→ Action item: Filter the entries that follow, copying every line in which the word "this" appears.

★ ★ ★ ★ ★ ★ ★

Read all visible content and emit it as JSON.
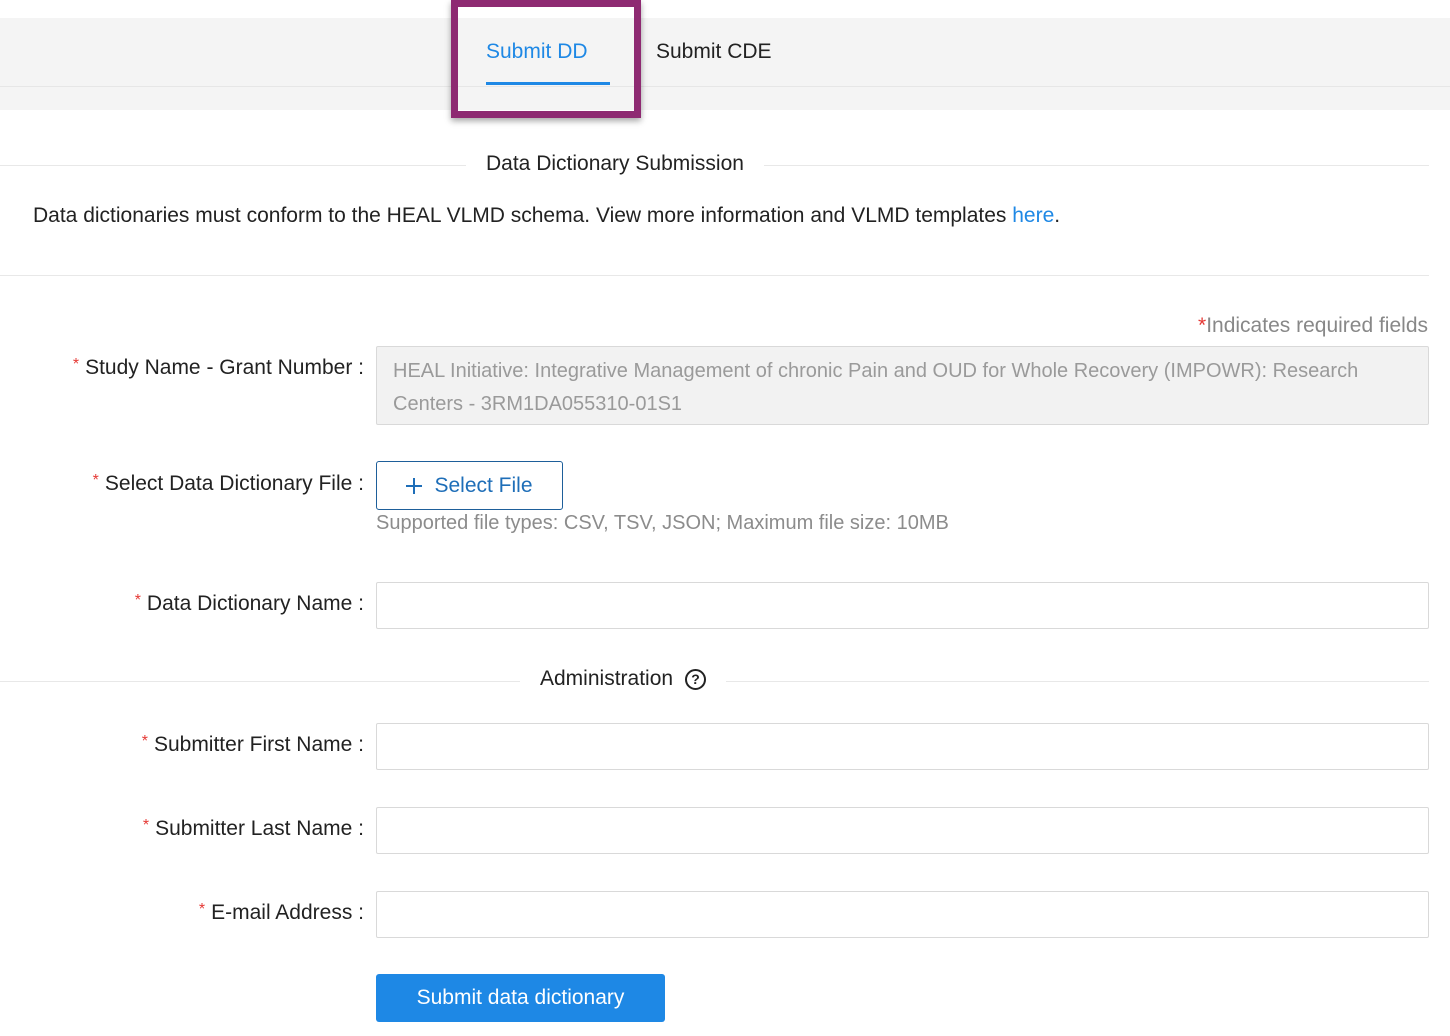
{
  "tabs": [
    {
      "label": "Submit DD",
      "active": true
    },
    {
      "label": "Submit CDE",
      "active": false
    }
  ],
  "section_title": "Data Dictionary Submission",
  "intro": {
    "text": "Data dictionaries must conform to the HEAL VLMD schema. View more information and VLMD templates ",
    "link": "here",
    "end": "."
  },
  "required_note": {
    "star": "*",
    "text": "Indicates required fields"
  },
  "fields": {
    "study": {
      "label": "Study Name - Grant Number",
      "value": "HEAL Initiative: Integrative Management of chronic Pain and OUD for Whole Recovery (IMPOWR): Research Centers - 3RM1DA055310-01S1"
    },
    "file": {
      "label": "Select Data Dictionary File",
      "button": "Select File",
      "hint": "Supported file types: CSV, TSV, JSON; Maximum file size: 10MB"
    },
    "dd_name": {
      "label": "Data Dictionary Name",
      "value": ""
    },
    "first_name": {
      "label": "Submitter First Name",
      "value": ""
    },
    "last_name": {
      "label": "Submitter Last Name",
      "value": ""
    },
    "email": {
      "label": "E-mail Address",
      "value": ""
    }
  },
  "admin_title": "Administration",
  "submit_label": "Submit data dictionary",
  "colors": {
    "accent": "#1e88e5",
    "required": "#e53935",
    "highlight": "#8e2a72"
  }
}
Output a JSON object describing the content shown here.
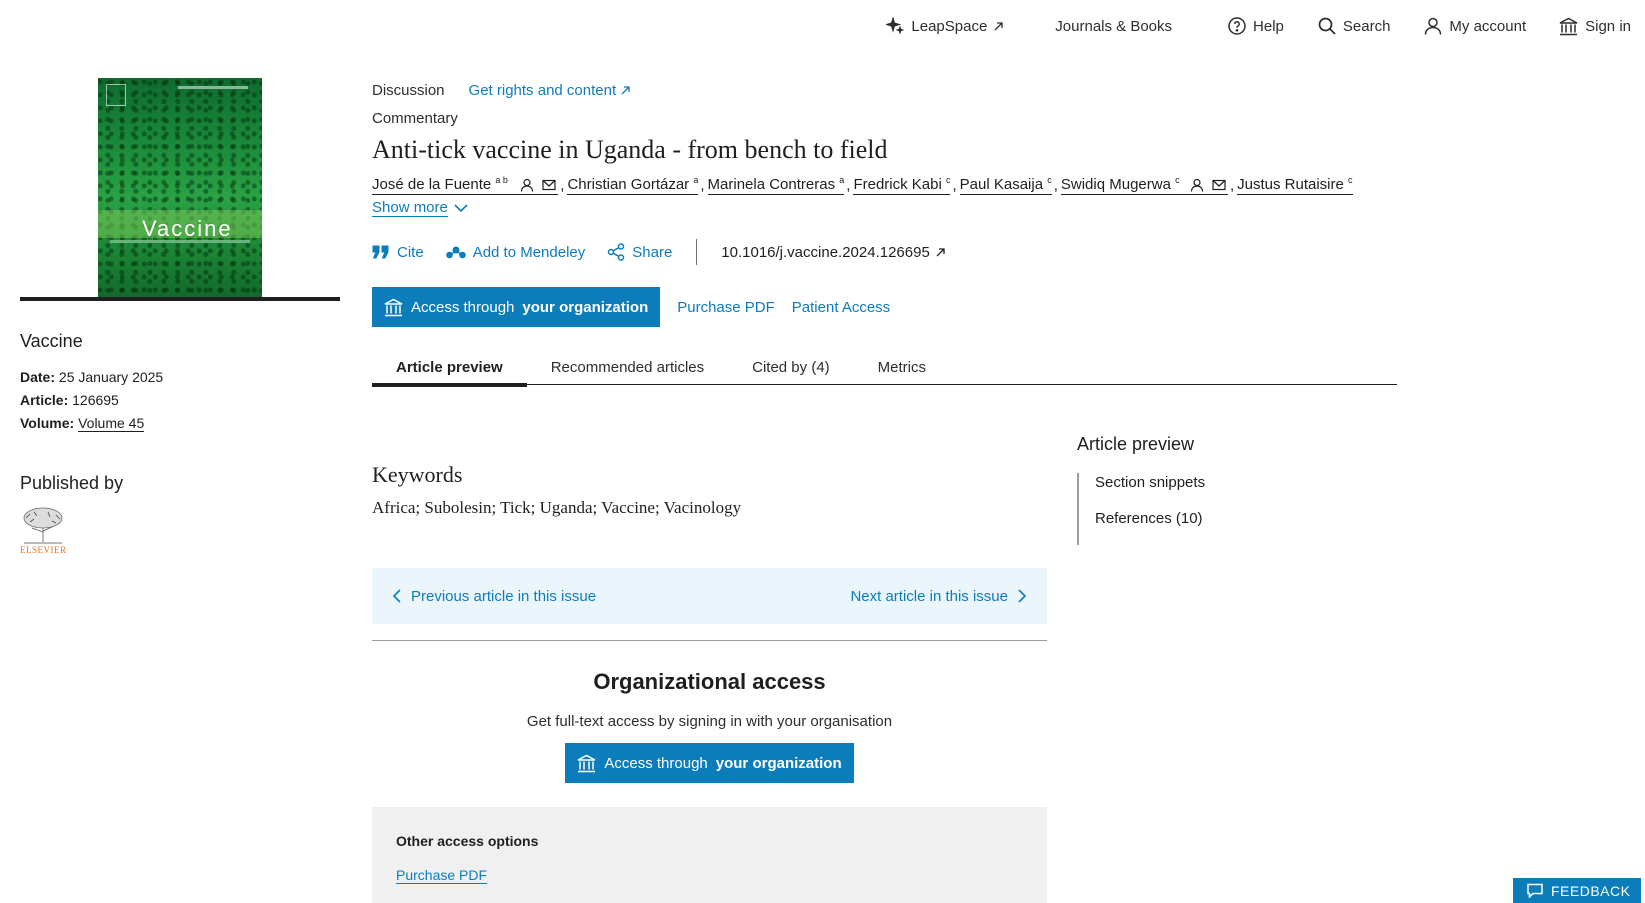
{
  "topnav": {
    "leapspace": "LeapSpace",
    "journals": "Journals & Books",
    "help": "Help",
    "search": "Search",
    "account": "My account",
    "signin": "Sign in"
  },
  "journal": {
    "cover_title": "Vaccine",
    "name": "Vaccine",
    "date_label": "Date:",
    "date": "25 January 2025",
    "article_label": "Article:",
    "article": "126695",
    "volume_label": "Volume:",
    "volume": "Volume 45",
    "published_by": "Published by",
    "publisher_logo_text": "ELSEVIER"
  },
  "article": {
    "type": "Discussion",
    "rights_link": "Get rights and content",
    "subtype": "Commentary",
    "title": "Anti-tick vaccine in Uganda - from bench to field",
    "authors": [
      {
        "name": "José de la Fuente",
        "sup": "a b"
      },
      {
        "name": "Christian Gortázar",
        "sup": "a"
      },
      {
        "name": "Marinela Contreras",
        "sup": "a"
      },
      {
        "name": "Fredrick Kabi",
        "sup": "c"
      },
      {
        "name": "Paul Kasaija",
        "sup": "c"
      },
      {
        "name": "Swidiq Mugerwa",
        "sup": "c"
      },
      {
        "name": "Justus Rutaisire",
        "sup": "c"
      }
    ],
    "show_more": "Show more",
    "doi": "10.1016/j.vaccine.2024.126695"
  },
  "actions": {
    "cite": "Cite",
    "mendeley": "Add to Mendeley",
    "share": "Share"
  },
  "access": {
    "btn_prefix": "Access through",
    "btn_bold": "your organization",
    "purchase": "Purchase PDF",
    "patient": "Patient Access"
  },
  "tabs": [
    "Article preview",
    "Recommended articles",
    "Cited by (4)",
    "Metrics"
  ],
  "keywords": {
    "heading": "Keywords",
    "list": "Africa; Subolesin; Tick; Uganda; Vaccine; Vacinology"
  },
  "issue_nav": {
    "prev": "Previous article in this issue",
    "next": "Next article in this issue"
  },
  "org_access": {
    "heading": "Organizational access",
    "text": "Get full-text access by signing in with your organisation",
    "other_heading": "Other access options",
    "other_link": "Purchase PDF"
  },
  "outline": {
    "heading": "Article preview",
    "items": [
      "Section snippets",
      "References (10)"
    ]
  },
  "feedback": "FEEDBACK",
  "colors": {
    "link": "#0c7dbb",
    "text": "#1f1f1f",
    "preview_bg": "#eaf6fc",
    "publisher": "#e9711c"
  }
}
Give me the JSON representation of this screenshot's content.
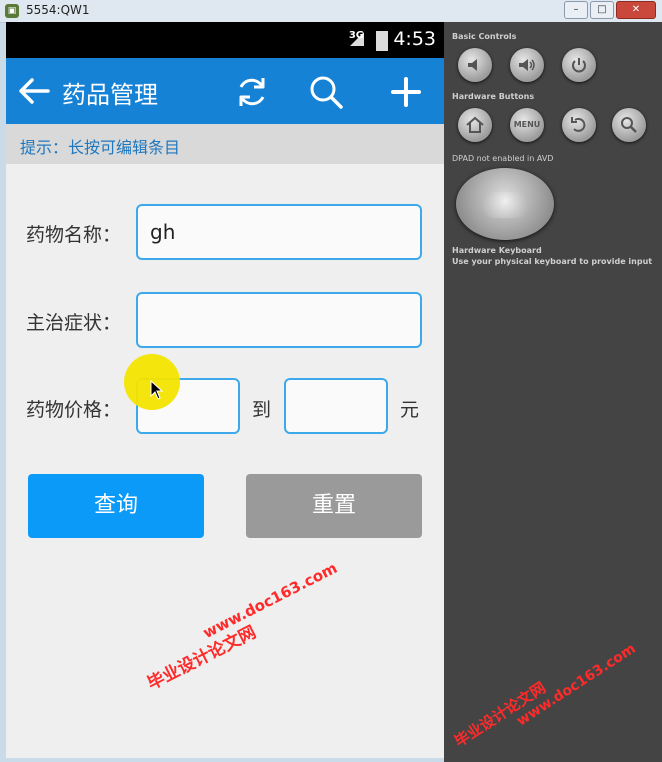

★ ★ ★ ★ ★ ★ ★

→ Result of the exercise:
    "prev": "Previous article in this issue",
    "next": "Next article in this issue"
Give me the JSON representation of this screenshot's content.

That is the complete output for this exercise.